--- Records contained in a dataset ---

════

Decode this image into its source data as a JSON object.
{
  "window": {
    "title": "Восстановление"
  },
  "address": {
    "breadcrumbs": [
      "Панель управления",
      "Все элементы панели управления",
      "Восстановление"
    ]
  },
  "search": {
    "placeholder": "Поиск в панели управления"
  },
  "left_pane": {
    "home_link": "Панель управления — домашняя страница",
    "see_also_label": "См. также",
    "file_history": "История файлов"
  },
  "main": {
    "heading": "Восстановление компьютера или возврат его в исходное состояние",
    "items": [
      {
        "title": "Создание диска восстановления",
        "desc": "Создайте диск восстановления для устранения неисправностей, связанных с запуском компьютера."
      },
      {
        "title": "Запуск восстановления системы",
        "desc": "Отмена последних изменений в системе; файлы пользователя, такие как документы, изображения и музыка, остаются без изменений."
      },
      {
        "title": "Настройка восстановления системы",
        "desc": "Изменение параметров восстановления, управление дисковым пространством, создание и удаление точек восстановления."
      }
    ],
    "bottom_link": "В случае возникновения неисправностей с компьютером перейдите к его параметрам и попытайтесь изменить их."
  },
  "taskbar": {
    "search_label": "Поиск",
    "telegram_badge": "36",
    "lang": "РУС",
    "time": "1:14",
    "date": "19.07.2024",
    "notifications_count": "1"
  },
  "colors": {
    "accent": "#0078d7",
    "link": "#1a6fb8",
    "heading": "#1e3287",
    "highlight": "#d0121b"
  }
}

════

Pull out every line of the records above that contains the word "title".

--- Result below ---
    "title": "Восстановление"
        "title": "Создание диска восстановления",
        "title": "Запуск восстановления системы",
        "title": "Настройка восстановления системы",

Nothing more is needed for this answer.